▶ How to complete this task:
In the copy, keep every line below as it is and leave out the pictures.

App and web page records:
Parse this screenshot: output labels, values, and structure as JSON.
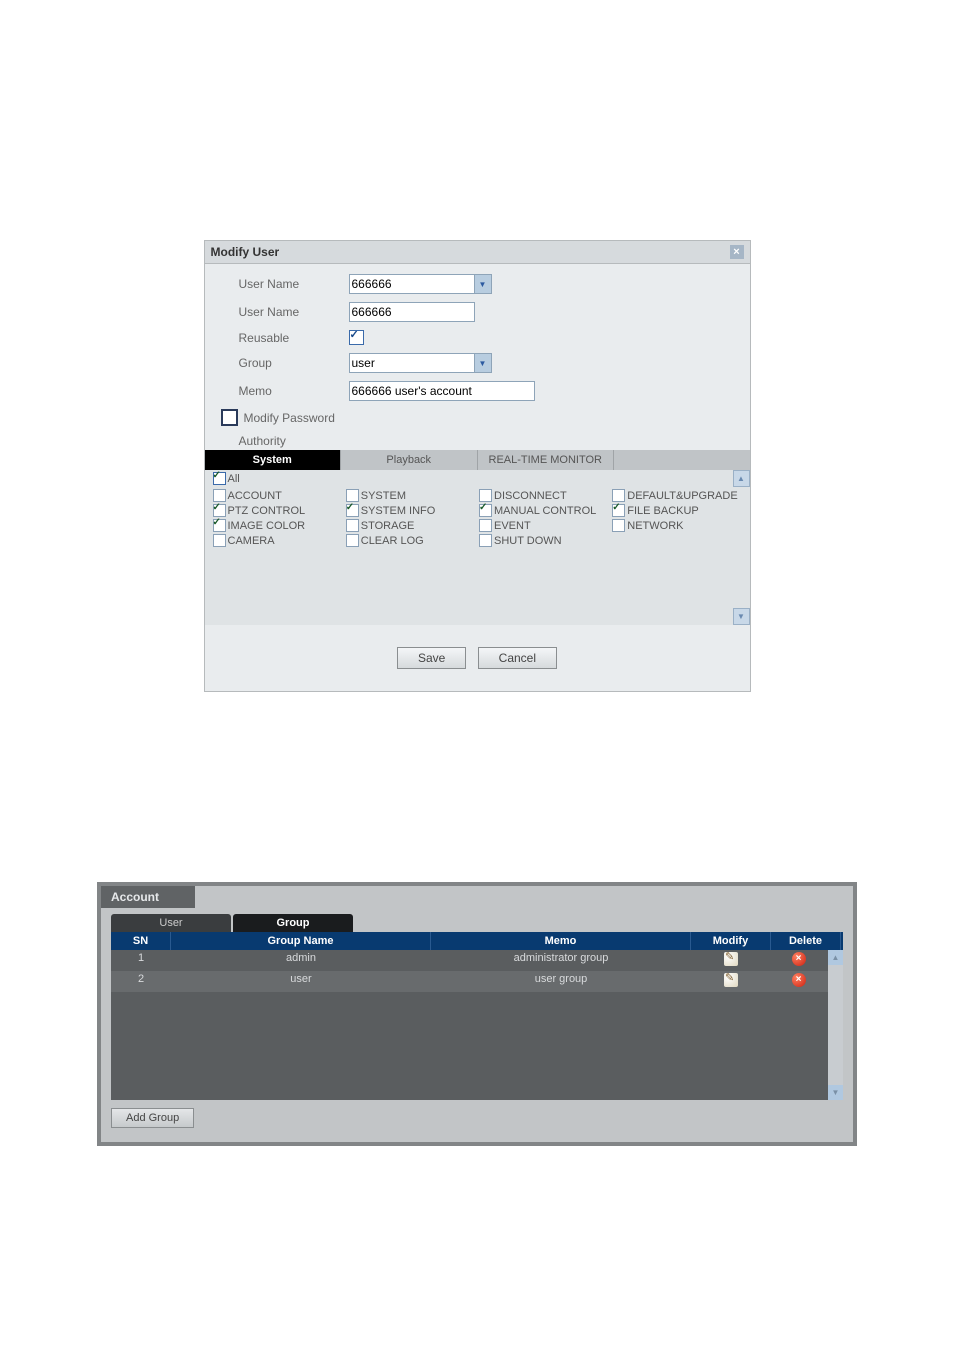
{
  "dialog": {
    "title": "Modify User",
    "fields": {
      "user_name_label": "User Name",
      "user_name_select": "666666",
      "user_name2_label": "User Name",
      "user_name2_value": "666666",
      "reusable_label": "Reusable",
      "reusable_checked": true,
      "group_label": "Group",
      "group_value": "user",
      "memo_label": "Memo",
      "memo_value": "666666 user's account",
      "modify_password_label": "Modify Password",
      "authority_label": "Authority"
    },
    "tabs": {
      "system": "System",
      "playback": "Playback",
      "realtime": "REAL-TIME MONITOR"
    },
    "all_label": "All",
    "perms": {
      "col1": [
        {
          "label": "ACCOUNT",
          "checked": false
        },
        {
          "label": "PTZ CONTROL",
          "checked": true
        },
        {
          "label": "IMAGE COLOR",
          "checked": true
        },
        {
          "label": "CAMERA",
          "checked": false
        }
      ],
      "col2": [
        {
          "label": "SYSTEM",
          "checked": false
        },
        {
          "label": "SYSTEM INFO",
          "checked": true
        },
        {
          "label": "STORAGE",
          "checked": false
        },
        {
          "label": "CLEAR LOG",
          "checked": false
        }
      ],
      "col3": [
        {
          "label": "DISCONNECT",
          "checked": false
        },
        {
          "label": "MANUAL CONTROL",
          "checked": true
        },
        {
          "label": "EVENT",
          "checked": false
        },
        {
          "label": "SHUT DOWN",
          "checked": false
        }
      ],
      "col4": [
        {
          "label": "DEFAULT&UPGRADE",
          "checked": false
        },
        {
          "label": "FILE BACKUP",
          "checked": true
        },
        {
          "label": "NETWORK",
          "checked": false
        }
      ]
    },
    "buttons": {
      "save": "Save",
      "cancel": "Cancel"
    }
  },
  "account": {
    "header": "Account",
    "tabs": {
      "user": "User",
      "group": "Group"
    },
    "columns": {
      "sn": "SN",
      "group_name": "Group Name",
      "memo": "Memo",
      "modify": "Modify",
      "delete": "Delete"
    },
    "rows": [
      {
        "sn": "1",
        "name": "admin",
        "memo": "administrator group"
      },
      {
        "sn": "2",
        "name": "user",
        "memo": "user group"
      }
    ],
    "add_group": "Add Group"
  }
}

▶ Exercise solution:
Parse this screenshot: output labels, values, and structure as JSON.
{
  "dialog": {
    "title": "Modify User",
    "fields": {
      "user_name_label": "User Name",
      "user_name_select": "666666",
      "user_name2_label": "User Name",
      "user_name2_value": "666666",
      "reusable_label": "Reusable",
      "reusable_checked": true,
      "group_label": "Group",
      "group_value": "user",
      "memo_label": "Memo",
      "memo_value": "666666 user's account",
      "modify_password_label": "Modify Password",
      "authority_label": "Authority"
    },
    "tabs": {
      "system": "System",
      "playback": "Playback",
      "realtime": "REAL-TIME MONITOR"
    },
    "all_label": "All",
    "perms": {
      "col1": [
        {
          "label": "ACCOUNT",
          "checked": false
        },
        {
          "label": "PTZ CONTROL",
          "checked": true
        },
        {
          "label": "IMAGE COLOR",
          "checked": true
        },
        {
          "label": "CAMERA",
          "checked": false
        }
      ],
      "col2": [
        {
          "label": "SYSTEM",
          "checked": false
        },
        {
          "label": "SYSTEM INFO",
          "checked": true
        },
        {
          "label": "STORAGE",
          "checked": false
        },
        {
          "label": "CLEAR LOG",
          "checked": false
        }
      ],
      "col3": [
        {
          "label": "DISCONNECT",
          "checked": false
        },
        {
          "label": "MANUAL CONTROL",
          "checked": true
        },
        {
          "label": "EVENT",
          "checked": false
        },
        {
          "label": "SHUT DOWN",
          "checked": false
        }
      ],
      "col4": [
        {
          "label": "DEFAULT&UPGRADE",
          "checked": false
        },
        {
          "label": "FILE BACKUP",
          "checked": true
        },
        {
          "label": "NETWORK",
          "checked": false
        }
      ]
    },
    "buttons": {
      "save": "Save",
      "cancel": "Cancel"
    }
  },
  "account": {
    "header": "Account",
    "tabs": {
      "user": "User",
      "group": "Group"
    },
    "columns": {
      "sn": "SN",
      "group_name": "Group Name",
      "memo": "Memo",
      "modify": "Modify",
      "delete": "Delete"
    },
    "rows": [
      {
        "sn": "1",
        "name": "admin",
        "memo": "administrator group"
      },
      {
        "sn": "2",
        "name": "user",
        "memo": "user group"
      }
    ],
    "add_group": "Add Group"
  }
}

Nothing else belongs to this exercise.